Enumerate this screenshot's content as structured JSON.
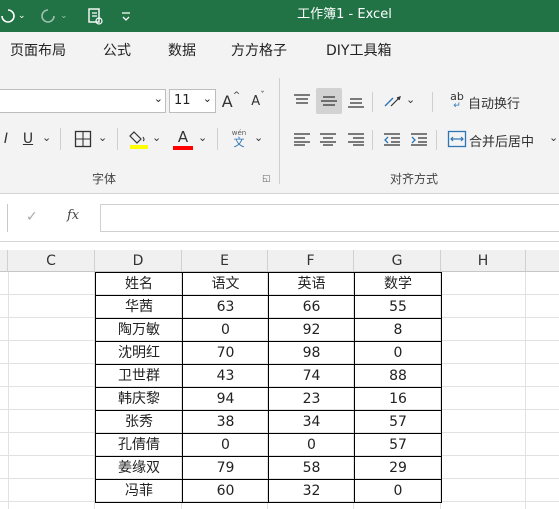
{
  "titlebar": {
    "title": "工作簿1  -  Excel",
    "undo_icon": "undo-icon",
    "redo_icon": "redo-icon",
    "clipboard_icon": "print-preview-icon",
    "customize_icon": "customize-qat-icon"
  },
  "tabs": [
    {
      "label": "页面布局"
    },
    {
      "label": "公式"
    },
    {
      "label": "数据"
    },
    {
      "label": "方方格子"
    },
    {
      "label": "DIY工具箱"
    }
  ],
  "font_group": {
    "label": "字体",
    "font_size": "11",
    "bold_label": "I",
    "underline_label": "U",
    "font_color_label": "A",
    "grow_label": "A",
    "shrink_label": "A",
    "phonetic_top": "wén",
    "phonetic_bottom": "文",
    "fill_color": "#ffff00",
    "font_color": "#ff0000"
  },
  "align_group": {
    "label": "对齐方式",
    "wrap_text": "自动换行",
    "merge_center": "合并后居中",
    "wrap_icon_text": "ab"
  },
  "formula_bar": {
    "fx": "fx",
    "check": "✓"
  },
  "columns": [
    "C",
    "D",
    "E",
    "F",
    "G",
    "H"
  ],
  "table": {
    "headers": [
      "姓名",
      "语文",
      "英语",
      "数学"
    ],
    "rows": [
      [
        "华茜",
        "63",
        "66",
        "55"
      ],
      [
        "陶万敏",
        "0",
        "92",
        "8"
      ],
      [
        "沈明红",
        "70",
        "98",
        "0"
      ],
      [
        "卫世群",
        "43",
        "74",
        "88"
      ],
      [
        "韩庆黎",
        "94",
        "23",
        "16"
      ],
      [
        "张秀",
        "38",
        "34",
        "57"
      ],
      [
        "孔倩倩",
        "0",
        "0",
        "57"
      ],
      [
        "姜缘双",
        "79",
        "58",
        "29"
      ],
      [
        "冯菲",
        "60",
        "32",
        "0"
      ]
    ]
  },
  "colors": {
    "excel_green": "#217346",
    "ribbon_bg": "#f3f3f3"
  }
}
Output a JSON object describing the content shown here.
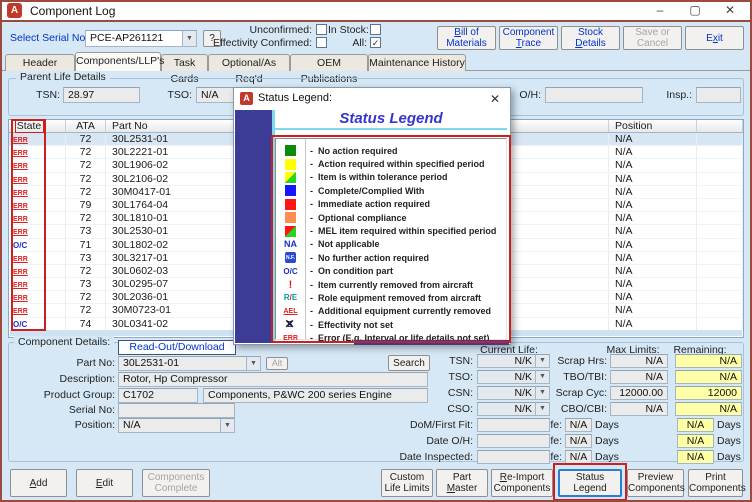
{
  "window": {
    "title": "Component Log",
    "app_icon_letter": "A",
    "controls": [
      {
        "name": "minimize",
        "glyph": "–"
      },
      {
        "name": "maximize",
        "glyph": "▢"
      },
      {
        "name": "close",
        "glyph": "✕"
      }
    ]
  },
  "header": {
    "serial_label": "Select Serial No:",
    "serial_value": "PCE-AP261121",
    "help_label": "?",
    "checkboxes": [
      {
        "label": "Unconfirmed:",
        "checked": false
      },
      {
        "label": "Effectivity Confirmed:",
        "checked": false
      },
      {
        "label": "In Stock:",
        "checked": false
      },
      {
        "label": "All:",
        "checked": true
      }
    ],
    "buttons": [
      {
        "lines": [
          "Bill of",
          "Materials"
        ],
        "accel": "B",
        "disabled": false
      },
      {
        "lines": [
          "Component",
          "Trace"
        ],
        "accel": "T",
        "disabled": false
      },
      {
        "lines": [
          "Stock",
          "Details"
        ],
        "accel": "D",
        "disabled": false
      },
      {
        "lines": [
          "Save or",
          "Cancel"
        ],
        "accel": null,
        "disabled": true
      },
      {
        "lines": [
          "Exit"
        ],
        "accel": "x",
        "disabled": false
      }
    ]
  },
  "tabs": [
    {
      "label": "Header Details",
      "active": false
    },
    {
      "label": "Components/LLP's",
      "active": true
    },
    {
      "label": "Task Cards",
      "active": false
    },
    {
      "label": "Optional/As Req'd",
      "active": false
    },
    {
      "label": "OEM Publications",
      "active": false
    },
    {
      "label": "Maintenance History",
      "active": false
    }
  ],
  "parent_life": {
    "title": "Parent Life Details",
    "fields": [
      {
        "label": "TSN:",
        "value": "28.97"
      },
      {
        "label": "TSO:",
        "value": "N/A"
      },
      {
        "label": "O/H:",
        "value": ""
      },
      {
        "label": "Insp.:",
        "value": ""
      }
    ]
  },
  "table": {
    "columns": [
      "State",
      "",
      "ATA",
      "Part No",
      "Position",
      ""
    ],
    "rows": [
      {
        "state": "ERR",
        "ata": "72",
        "part_no": "30L2531-01",
        "position": "N/A",
        "selected": true
      },
      {
        "state": "ERR",
        "ata": "72",
        "part_no": "30L2221-01",
        "position": "N/A",
        "selected": false
      },
      {
        "state": "ERR",
        "ata": "72",
        "part_no": "30L1906-02",
        "position": "N/A",
        "selected": false
      },
      {
        "state": "ERR",
        "ata": "72",
        "part_no": "30L2106-02",
        "position": "N/A",
        "selected": false
      },
      {
        "state": "ERR",
        "ata": "72",
        "part_no": "30M0417-01",
        "position": "N/A",
        "selected": false
      },
      {
        "state": "ERR",
        "ata": "79",
        "part_no": "30L1764-04",
        "position": "N/A",
        "selected": false
      },
      {
        "state": "ERR",
        "ata": "72",
        "part_no": "30L1810-01",
        "position": "N/A",
        "selected": false
      },
      {
        "state": "ERR",
        "ata": "73",
        "part_no": "30L2530-01",
        "position": "N/A",
        "selected": false
      },
      {
        "state": "O/C",
        "ata": "71",
        "part_no": "30L1802-02",
        "position": "N/A",
        "selected": false
      },
      {
        "state": "ERR",
        "ata": "73",
        "part_no": "30L3217-01",
        "position": "N/A",
        "selected": false
      },
      {
        "state": "ERR",
        "ata": "72",
        "part_no": "30L0602-03",
        "position": "N/A",
        "selected": false
      },
      {
        "state": "ERR",
        "ata": "73",
        "part_no": "30L0295-07",
        "position": "N/A",
        "selected": false
      },
      {
        "state": "ERR",
        "ata": "72",
        "part_no": "30L2036-01",
        "position": "N/A",
        "selected": false
      },
      {
        "state": "ERR",
        "ata": "72",
        "part_no": "30M0723-01",
        "position": "N/A",
        "selected": false
      },
      {
        "state": "O/C",
        "ata": "74",
        "part_no": "30L0341-02",
        "position": "N/A",
        "selected": false
      }
    ]
  },
  "status_dialog": {
    "title": "Status Legend:",
    "heading": "Status Legend",
    "app_icon_letter": "A",
    "close_glyph": "✕",
    "entries": [
      {
        "icon": "green-swatch",
        "label": "No action required"
      },
      {
        "icon": "yellow-swatch",
        "label": "Action required within specified period"
      },
      {
        "icon": "tolerance-swatch",
        "label": "Item is within tolerance period"
      },
      {
        "icon": "blue-swatch",
        "label": "Complete/Complied With"
      },
      {
        "icon": "red-swatch",
        "label": "Immediate action required"
      },
      {
        "icon": "orange-swatch",
        "label": "Optional compliance"
      },
      {
        "icon": "mel-swatch",
        "label": "MEL item required within specified period"
      },
      {
        "icon": "na-badge",
        "label": "Not applicable"
      },
      {
        "icon": "nf-badge",
        "label": "No further action required"
      },
      {
        "icon": "oc-badge",
        "label": "On condition part"
      },
      {
        "icon": "removed-badge",
        "label": "Item currently removed from aircraft"
      },
      {
        "icon": "role-equipment-badge",
        "label": "Role equipment removed from aircraft"
      },
      {
        "icon": "ael-badge",
        "label": "Additional equipment currently removed"
      },
      {
        "icon": "effectivity-not-set-badge",
        "label": "Effectivity not set"
      },
      {
        "icon": "error-badge",
        "label": "Error (E.g. Interval or life details not set)"
      }
    ]
  },
  "details": {
    "section_label": "Component Details:",
    "readout_label": "Read-Out/Download",
    "part_no": {
      "label": "Part No:",
      "value": "30L2531-01",
      "alt_label": "Alt",
      "search_label": "Search"
    },
    "description": {
      "label": "Description:",
      "value": "Rotor, Hp Compressor"
    },
    "product_group": {
      "label": "Product Group:",
      "code": "C1702",
      "name": "Components, P&WC 200 series Engine"
    },
    "serial_no": {
      "label": "Serial No:",
      "value": ""
    },
    "position": {
      "label": "Position:",
      "value": "N/A"
    },
    "dates": [
      {
        "label": "DoM/First Fit:",
        "value": ""
      },
      {
        "label": "Date O/H:",
        "value": ""
      },
      {
        "label": "Date Inspected:",
        "value": ""
      }
    ]
  },
  "life": {
    "current_header": "Current Life:",
    "max_header": "Max Limits:",
    "remaining_header": "Remaining:",
    "current_rows": [
      {
        "label": "TSN:",
        "value": "N/K"
      },
      {
        "label": "TSO:",
        "value": "N/K"
      },
      {
        "label": "CSN:",
        "value": "N/K"
      },
      {
        "label": "CSO:",
        "value": "N/K"
      }
    ],
    "limit_rows": [
      {
        "label": "Scrap Hrs:",
        "max": "N/A",
        "remaining": "N/A"
      },
      {
        "label": "TBO/TBI:",
        "max": "N/A",
        "remaining": "N/A"
      },
      {
        "label": "Scrap Cyc:",
        "max": "12000.00",
        "remaining": "12000"
      },
      {
        "label": "CBO/CBI:",
        "max": "N/A",
        "remaining": "N/A"
      }
    ],
    "day_rows": [
      {
        "label": "Scrap Life:",
        "max": "N/A",
        "remaining": "N/A",
        "unit": "Days"
      },
      {
        "label": "O/H Life:",
        "max": "N/A",
        "remaining": "N/A",
        "unit": "Days"
      },
      {
        "label": "Insp. Life:",
        "max": "N/A",
        "remaining": "N/A",
        "unit": "Days"
      }
    ]
  },
  "footer": {
    "buttons": [
      {
        "lines": [
          "Add"
        ],
        "accel": "A",
        "disabled": false,
        "highlighted": false
      },
      {
        "lines": [
          "Edit"
        ],
        "accel": "E",
        "disabled": false,
        "highlighted": false
      },
      {
        "lines": [
          "Components",
          "Complete"
        ],
        "accel": null,
        "disabled": true,
        "highlighted": false
      },
      {
        "lines": [
          "Custom",
          "Life Limits"
        ],
        "accel": null,
        "disabled": false,
        "highlighted": false
      },
      {
        "lines": [
          "Part",
          "Master"
        ],
        "accel": "M",
        "disabled": false,
        "highlighted": false
      },
      {
        "lines": [
          "Re-Import",
          "Components"
        ],
        "accel": "R",
        "disabled": false,
        "highlighted": false
      },
      {
        "lines": [
          "Status",
          "Legend"
        ],
        "accel": null,
        "disabled": false,
        "highlighted": true
      },
      {
        "lines": [
          "Preview",
          "Components"
        ],
        "accel": null,
        "disabled": false,
        "highlighted": false
      },
      {
        "lines": [
          "Print",
          "Components"
        ],
        "accel": null,
        "disabled": false,
        "highlighted": false
      }
    ]
  },
  "colors": {
    "window_border": "#9b4a40",
    "accent_blue": "#0033cc",
    "annotation_red": "#cc2020",
    "remaining_yellow": "#ffffa6",
    "dialog_band_navy": "#3c3c96",
    "dialog_cyan": "#7fd9ec",
    "legend_title_blue": "#3535cf",
    "error_red": "#e02020",
    "status_blue": "#2030c0"
  }
}
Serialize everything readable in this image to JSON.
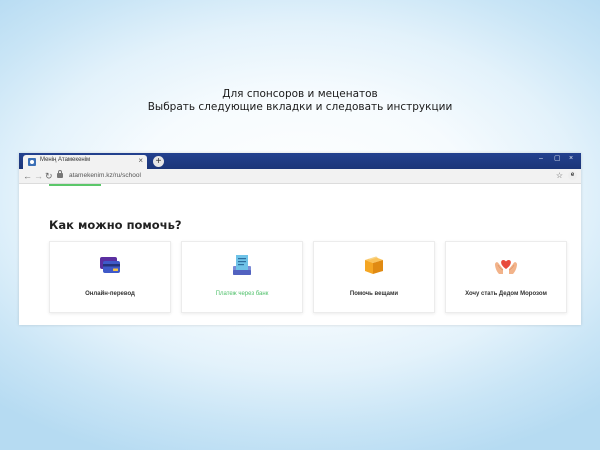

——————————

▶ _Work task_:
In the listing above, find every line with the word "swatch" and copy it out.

▶ _Result_:
        "icon": "green-swatch",
        "icon": "yellow-swatch",
        "icon": "tolerance-swatch",
        "icon": "blue-swatch",
        "icon": "red-swatch",
        "icon": "orange-swatch",
        "icon": "mel-swatch",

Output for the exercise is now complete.